Amjad Hossein Panahi, one of her remaining sons who lives abroad, recounted an incident where one of the intelligence agents from Sanandaj engaged in a verbal altercation with his mother, telling her, “Old woman, why don’t you just die and leave us alone? Why are you causing so much trouble and problems to us?”
Sharifeh replied calmly, “What you see is not me, it is Ramin’s soul that is alive in me. I have been dead for years. I’m here to witness you [dying] and be with the families you wronged.”
Panahi further said, “Yesterday [February 1], they visited the family of Mohammad Faramarzi in Dehgolan. After accompanying his mother, they intended to visit Pejman Fatehi’s family in Kamiyaran. However, on their way, Ministry of Intelligence forces traveling in three cars intercepted them and treated them disrespectfully.”
He added, “They arrested them, took them to Sanandaj, and officially informed them that they must return. They were then brought back to our village.”

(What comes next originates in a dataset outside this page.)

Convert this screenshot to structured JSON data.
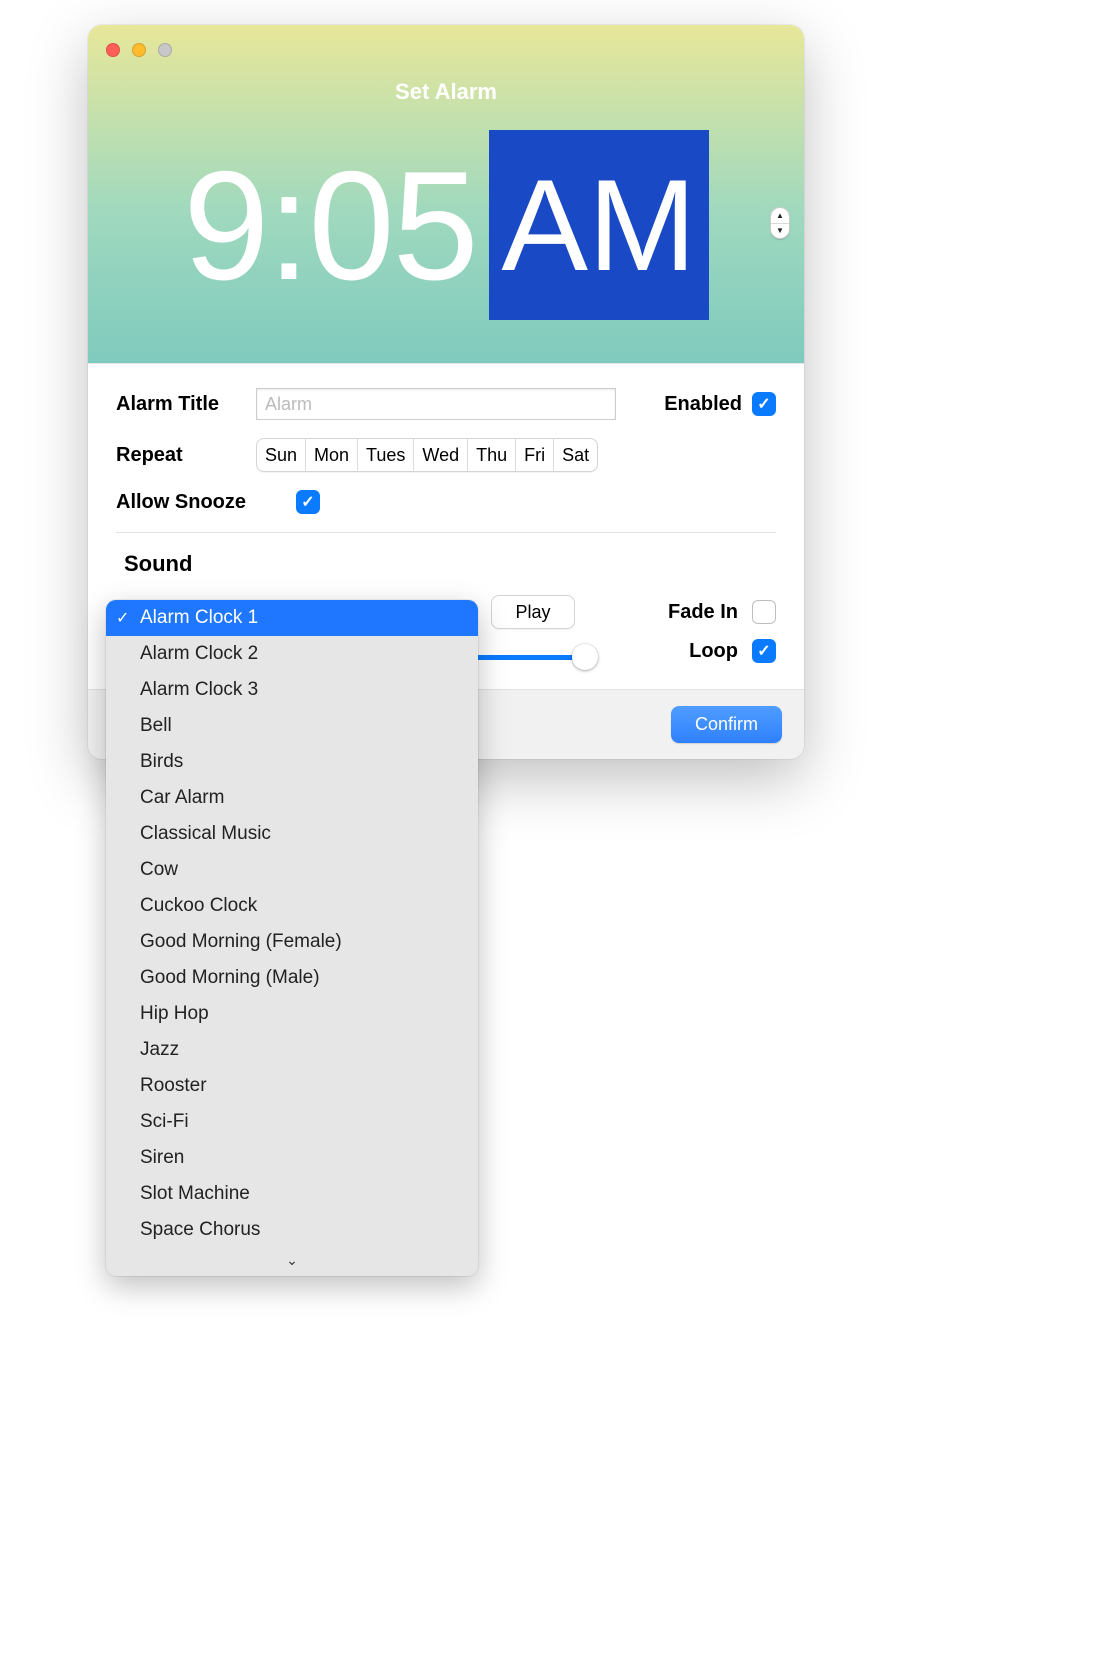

According to Panahi, intelligence agents from Sanandaj said, “We have received orders from Tehran to restrict your activities. You are not allowed to leave the village for any activities or attend mourning ceremonies for executed people.”
Panahi stated that his mother had been instructed not to leave the village except for matters such as going to the hospital or the doctor.
“Under the Shadow of Execution, Imprisonment, Torture”
He also said that Sharifeh faced the specter of execution years before her 24-year-old son.
“Years before Ramin, my other brother Anwar, a prominent Kurdish activist, was arrested in 2006 and sentenced to death in 2007 over his affiliation with Komala,” he said, referring to the Komala Party of Iranian Kurdistan.
“Fortunately, thanks to the collective efforts by human rights organizations, the people of Kurdistan, as well as my mother’s relentless advocacy, Anwar was spared from execution after seven years and several months in prison,” he added.
“Since that time, our family has lived under the shadow of execution, imprisonment, torture and detention,” he recalled, mentioning the death of another brother, Ashraf, who was actively following Anwar’s case during the same period.
Ashraf’s lifeless body was found in 2017 on a rural road near Sanandaj. He had been run over by a car.
Panahi stated that while Anwar faced execution, Ashraf, a civil activist and member of the campaign to defend political prisoners on strike in Sanandaj prison, “was assassinated by the Ministry of Intelligence.”
Simultaneously, Ramin, who was still a teenager at the time, and his brother Afshin were detained.
“My mother had no other recourse to defend her children and her heart. Ramin, still young, had just been released from prison,” Panahi said. “The intense pressure forced him to travel to Iraqi Kurdistan. Upon his return to visit my mother, he was arrested and later sentenced to death.”
“A significant international campaign was launched against this verdict, and my mother officially entered the arena at that time to save her youngest child.
“Unfortunately, Ramin was executed, and now the sole purpose and solace for my mother is to oppose executions and do whatever she can for the prisoners’ families.”
Ramin was executed on September 8, 2018, after having endured months of torture and consistently denying accusations he had entered the country with weapons and fired 30 rounds of ammunition.